SAN MATEO (05/15/2000) - I've written in this column, rather cynically, about so-called "free" products and services offered throughout the world of wireless technology -- your basic Palm giveaways, your not-so-free PCs, and your generic cell-phone rebate madness.
But the next free offering is really going to surprise you. And, it's really going to be free.
It may seem too early to start thinking about free wireless service, what with your $200 mobile-phone bills. But if things unfold the way they did on the Web, that's exactly what you'll be seeing in the next year.
With the exception of a relatively small access fee -- sometimes as low as nothing -- the Web is free. You pay a few bucks a month, and advertising does the rest. You thought those rotten banner ads were good for nothing? I say a small prayer for advertising every time I log on.

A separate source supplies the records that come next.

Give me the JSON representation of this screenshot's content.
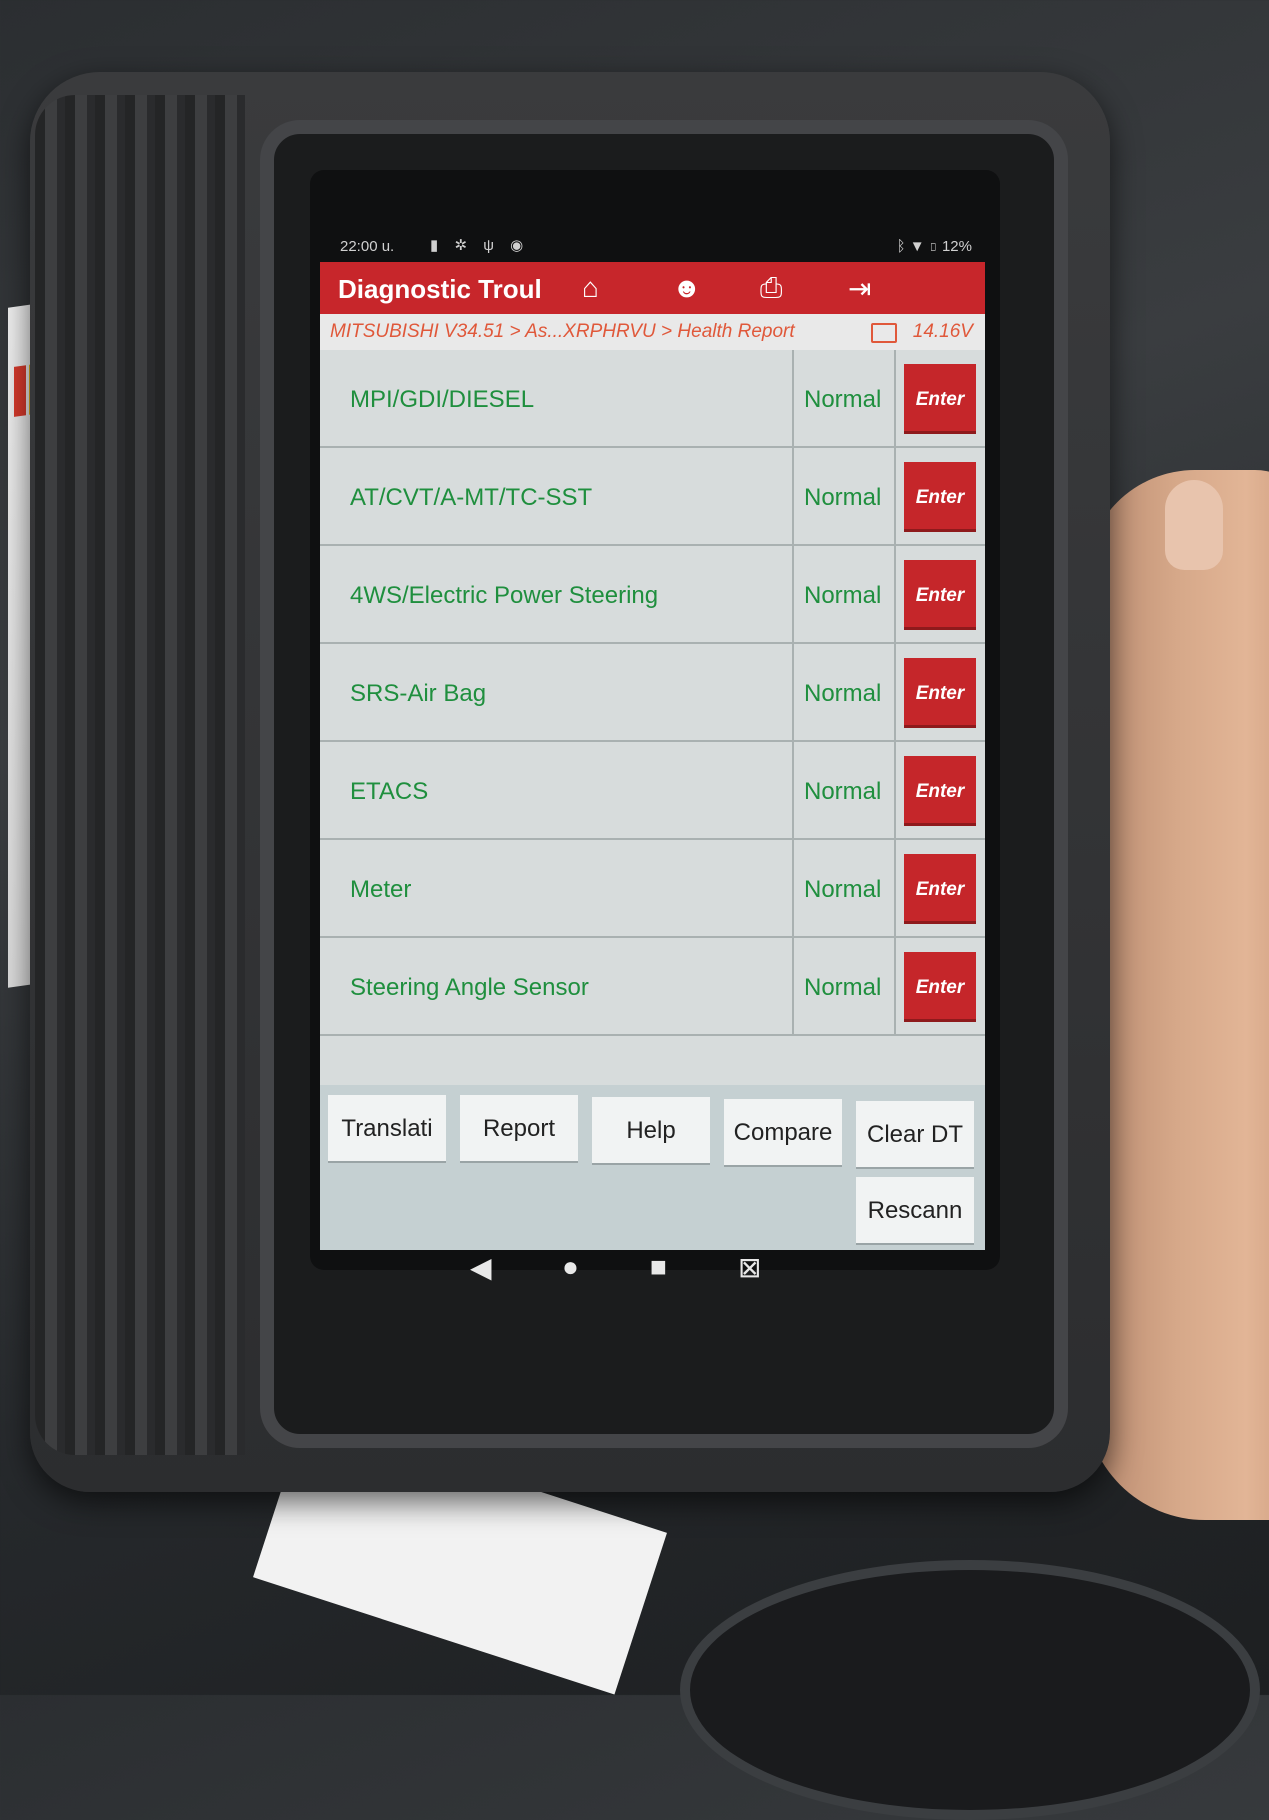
{
  "status_bar": {
    "time": "22:00",
    "time_suffix": "u.",
    "battery": "12%",
    "left_icons": [
      "battery-saver-icon",
      "settings-icon",
      "usb-icon",
      "app-icon"
    ],
    "right_icons": [
      "bluetooth-icon",
      "wifi-icon",
      "battery-icon"
    ]
  },
  "app_bar": {
    "title": "Diagnostic Troul",
    "icons": [
      "home-icon",
      "user-icon",
      "print-icon",
      "exit-icon"
    ]
  },
  "breadcrumb": {
    "path": "MITSUBISHI V34.51 > As...XRPHRVU > Health Report",
    "voltage": "14.16V"
  },
  "systems": [
    {
      "name": "MPI/GDI/DIESEL",
      "status": "Normal",
      "action": "Enter"
    },
    {
      "name": "AT/CVT/A-MT/TC-SST",
      "status": "Normal",
      "action": "Enter"
    },
    {
      "name": "4WS/Electric Power Steering",
      "status": "Normal",
      "action": "Enter"
    },
    {
      "name": "SRS-Air Bag",
      "status": "Normal",
      "action": "Enter"
    },
    {
      "name": "ETACS",
      "status": "Normal",
      "action": "Enter"
    },
    {
      "name": "Meter",
      "status": "Normal",
      "action": "Enter"
    },
    {
      "name": "Steering Angle Sensor",
      "status": "Normal",
      "action": "Enter"
    }
  ],
  "actions": {
    "translate": "Translati",
    "report": "Report",
    "help": "Help",
    "compare": "Compare",
    "clear_dtc": "Clear DT",
    "rescan": "Rescann"
  },
  "nav": [
    "back-icon",
    "home-circle-icon",
    "recents-icon",
    "screenshot-icon"
  ],
  "colors": {
    "accent_red": "#c7262b",
    "status_green": "#1f8f3e",
    "breadcrumb_orange": "#e0583a"
  }
}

That will be the model for the future of wireless services, albeit with a twist. It's hard to imagine a full-sized, graphically pleasing advertisement popping up on a 1-by-1-inch mobile phone every time you check your stock quotes. However, you may be able to imagine when a walk down Fifth Avenue results in a series of promotional offers, vibrating your mobile phone or handheld whenever you are within 20 feet of a brick-and-mortar storefront.
You may have heard of this concept already, but have you thought about what it will do to your wireless bill? Eventually, there is no reason to think that advertising merchants won't significantly subsidize wireless service, reducing your bill to next to nothing. Isn't that the way the Internet works now?

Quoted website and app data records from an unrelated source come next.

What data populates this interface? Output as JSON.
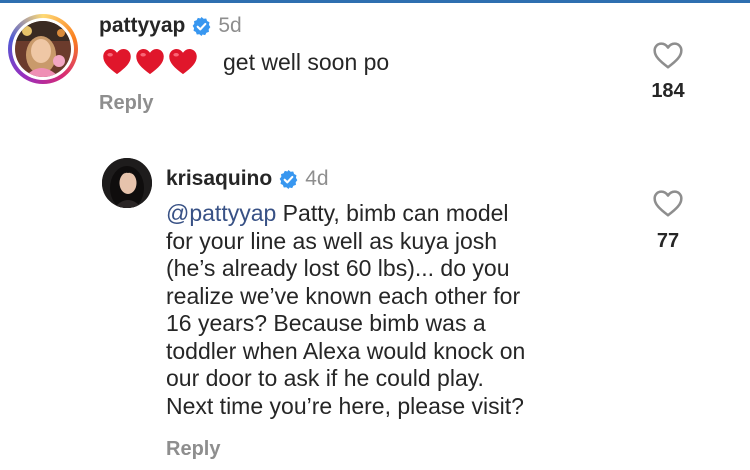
{
  "comment": {
    "username": "pattyyap",
    "timestamp": "5d",
    "emoji": "❤️❤️❤️",
    "text": "get well soon po",
    "reply_label": "Reply",
    "like_count": "184"
  },
  "reply": {
    "username": "krisaquino",
    "timestamp": "4d",
    "mention": "@pattyyap",
    "lines": [
      " Patty, bimb can model",
      "for your line as well as kuya josh",
      "(he’s already lost 60 lbs)... do you",
      "realize we’ve known each other for",
      "16 years? Because bimb was a",
      "toddler when Alexa would knock on",
      "our door to ask if he could play.",
      "Next time you’re here, please visit?"
    ],
    "reply_label": "Reply",
    "like_count": "77"
  },
  "colors": {
    "verified_badge": "#3897f0",
    "heart_emoji": "#e0162b",
    "secondary_text": "#8e8e8e",
    "mention": "#385185"
  },
  "icons": {
    "verified": "verified-badge-icon",
    "like": "heart-outline-icon"
  }
}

But there will be an even more interesting phenomenon that takes place. The idea of wireless promotions gives smaller-goods providers or service providers a way to take advantage of the Internet. For instance, if a dry cleaner were to fire up a Web page and advertise its service all over the Internet, how much business do you think that would generate? That's right, exactly none.
But if that same business were able to shout out deals to customers as they pass by -- kind of like the guys that stand outside of restaurants -- wouldn't that be worth whatever a wireless carrier would ask of them? Bringing along businesses that depend on geography is the promise of the wireless Internet, which should never be confused with what we know today as the regular, plain old Internet.

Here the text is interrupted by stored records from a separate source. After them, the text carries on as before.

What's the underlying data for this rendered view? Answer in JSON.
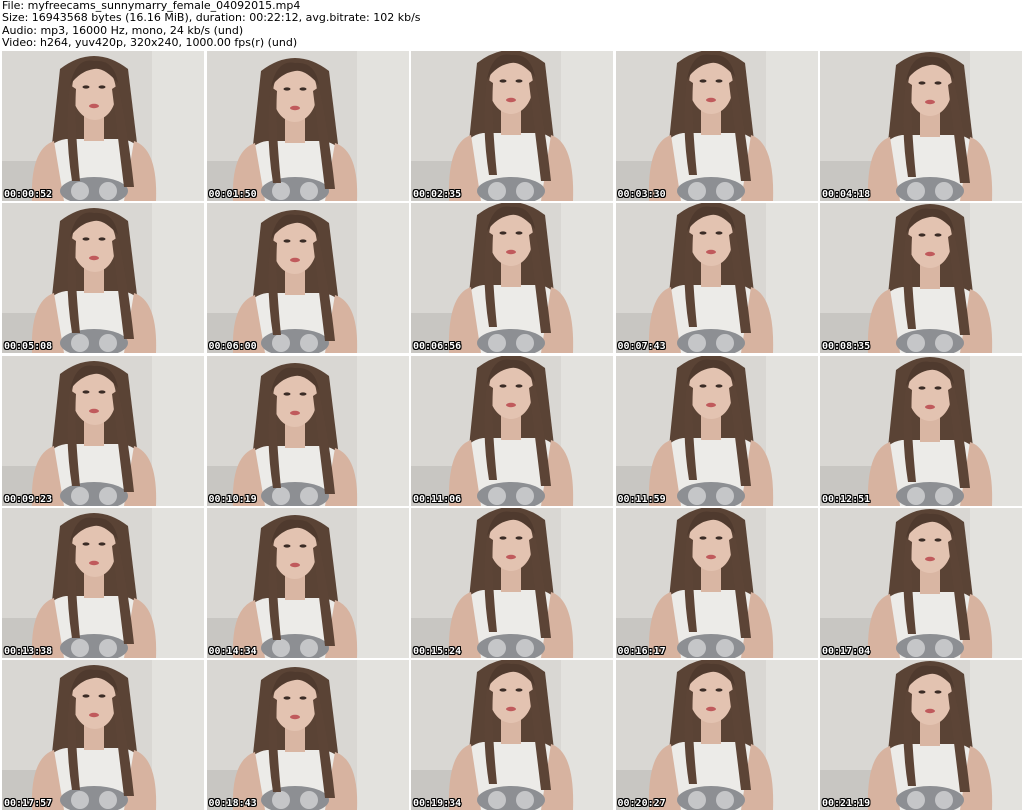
{
  "header": {
    "line1": "File: myfreecams_sunnymarry_female_04092015.mp4",
    "line2": "Size: 16943568 bytes (16.16 MiB), duration: 00:22:12, avg.bitrate: 102 kb/s",
    "line3": "Audio: mp3, 16000 Hz, mono, 24 kb/s (und)",
    "line4": "Video: h264, yuv420p, 320x240, 1000.00 fps(r) (und)"
  },
  "thumbnails": [
    {
      "timestamp": "00:00:52"
    },
    {
      "timestamp": "00:01:50"
    },
    {
      "timestamp": "00:02:35"
    },
    {
      "timestamp": "00:03:30"
    },
    {
      "timestamp": "00:04:18"
    },
    {
      "timestamp": "00:05:08"
    },
    {
      "timestamp": "00:06:00"
    },
    {
      "timestamp": "00:06:56"
    },
    {
      "timestamp": "00:07:43"
    },
    {
      "timestamp": "00:08:35"
    },
    {
      "timestamp": "00:09:23"
    },
    {
      "timestamp": "00:10:19"
    },
    {
      "timestamp": "00:11:06"
    },
    {
      "timestamp": "00:11:59"
    },
    {
      "timestamp": "00:12:51"
    },
    {
      "timestamp": "00:13:38"
    },
    {
      "timestamp": "00:14:34"
    },
    {
      "timestamp": "00:15:24"
    },
    {
      "timestamp": "00:16:17"
    },
    {
      "timestamp": "00:17:04"
    },
    {
      "timestamp": "00:17:57"
    },
    {
      "timestamp": "00:18:43"
    },
    {
      "timestamp": "00:19:34"
    },
    {
      "timestamp": "00:20:27"
    },
    {
      "timestamp": "00:21:19"
    }
  ]
}
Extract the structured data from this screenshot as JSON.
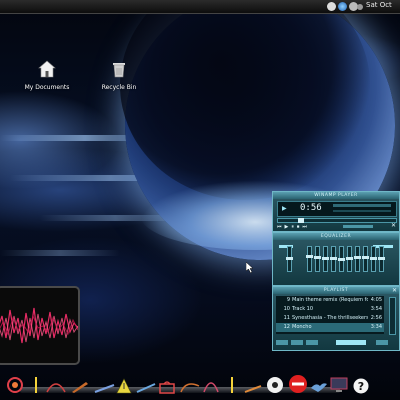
{
  "top_panel": {
    "clock": "Sat Oct",
    "tray_icons": [
      "network-icon",
      "browser-icon",
      "volume-icon",
      "user-icon"
    ]
  },
  "desktop_icons": [
    {
      "label": "My Documents",
      "icon": "home-icon"
    },
    {
      "label": "Recycle Bin",
      "icon": "trash-icon"
    }
  ],
  "winamp": {
    "title": "WINAMP PLAYER",
    "time": "0:56",
    "equalizer_title": "EQUALIZER",
    "playlist_title": "PLAYLIST",
    "playlist": [
      {
        "num": "9",
        "title": "Main theme remix (Requiem for ...",
        "duration": "4:05",
        "selected": false
      },
      {
        "num": "10",
        "title": "Track 10",
        "duration": "3:54",
        "selected": false
      },
      {
        "num": "11",
        "title": "Synesthasia - The thrillseekers",
        "duration": "2:56",
        "selected": false
      },
      {
        "num": "12",
        "title": "Moncho",
        "duration": "3:34",
        "selected": true
      }
    ],
    "colors": {
      "accent": "#6fb7c7",
      "panel": "#2d5a66"
    }
  },
  "dock": {
    "items": [
      "app-swirl-icon",
      "pen-icon",
      "bow-icon",
      "brush-icon",
      "triangle-icon",
      "pencil-icon",
      "bag-icon",
      "palette-icon",
      "curve-icon",
      "line-icon",
      "flame-icon",
      "disc-icon",
      "red-button-icon",
      "bird-icon",
      "screen-icon",
      "help-icon"
    ]
  }
}
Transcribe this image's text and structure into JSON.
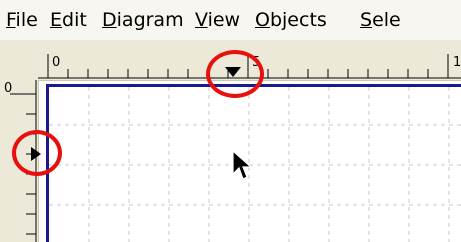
{
  "menu": {
    "items": [
      {
        "id": "file",
        "label": "File"
      },
      {
        "id": "edit",
        "label": "Edit"
      },
      {
        "id": "diagram",
        "label": "Diagram"
      },
      {
        "id": "view",
        "label": "View"
      },
      {
        "id": "objects",
        "label": "Objects"
      },
      {
        "id": "select",
        "label": "Sele"
      }
    ]
  },
  "rulers": {
    "horizontal_labels": [
      "0",
      "5",
      "1"
    ],
    "vertical_labels": [
      "0"
    ]
  },
  "colors": {
    "highlight_circle": "#e8100c",
    "canvas_border": "#1a1a8c",
    "grid": "#c8c8c8",
    "ruler_bg": "#ece9d8"
  },
  "icons": {
    "horizontal_marker": "triangle-down-icon",
    "vertical_marker": "triangle-right-icon",
    "cursor": "arrow-cursor-icon"
  }
}
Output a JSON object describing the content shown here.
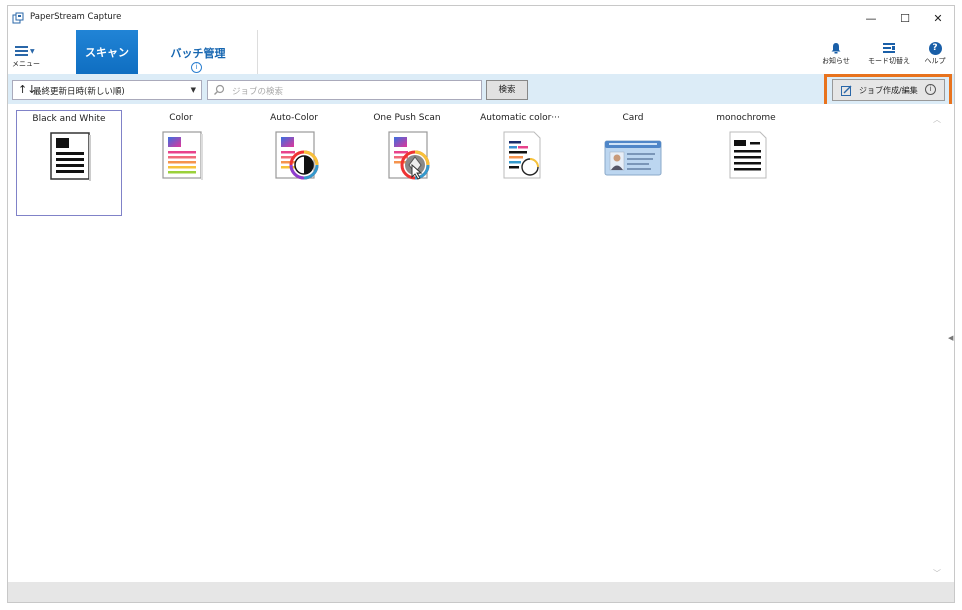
{
  "window": {
    "title": "PaperStream Capture",
    "controls": {
      "minimize": "—",
      "maximize": "☐",
      "close": "✕"
    }
  },
  "ribbon": {
    "menu_label": "メニュー",
    "tabs": [
      {
        "label": "スキャン",
        "active": true
      },
      {
        "label": "バッチ管理",
        "active": false,
        "info_glyph": "i"
      }
    ],
    "tools": [
      {
        "label": "お知らせ",
        "icon": "bell-icon"
      },
      {
        "label": "モード切替え",
        "icon": "mode-switch-icon"
      },
      {
        "label": "ヘルプ",
        "icon": "help-icon",
        "glyph": "?"
      }
    ]
  },
  "toolbar": {
    "sort_value": "最終更新日時(新しい順)",
    "sort_icon_glyph": "↑↓",
    "search_placeholder": "ジョブの検索",
    "search_button": "検索",
    "job_edit_button": "ジョブ作成/編集",
    "job_edit_info": "i"
  },
  "jobs": [
    {
      "label": "Black and White",
      "icon": "black-and-white-doc-icon",
      "selected": true
    },
    {
      "label": "Color",
      "icon": "color-doc-icon",
      "selected": false
    },
    {
      "label": "Auto-Color",
      "icon": "auto-color-doc-icon",
      "selected": false
    },
    {
      "label": "One Push Scan",
      "icon": "one-push-scan-icon",
      "selected": false
    },
    {
      "label": "Automatic color···",
      "icon": "automatic-color-doc-icon",
      "selected": false
    },
    {
      "label": "Card",
      "icon": "id-card-icon",
      "selected": false
    },
    {
      "label": "monochrome",
      "icon": "monochrome-doc-icon",
      "selected": false
    }
  ],
  "colors": {
    "accent": "#1976d2",
    "toolbar_bg": "#dcecf7",
    "highlight": "#e8731e"
  }
}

While the Internet and the wireless Internet hold many things in common, they are two very different animals.
What are some other differences that you see between the Internet and the wireless Internet? Write to me at email@example.com.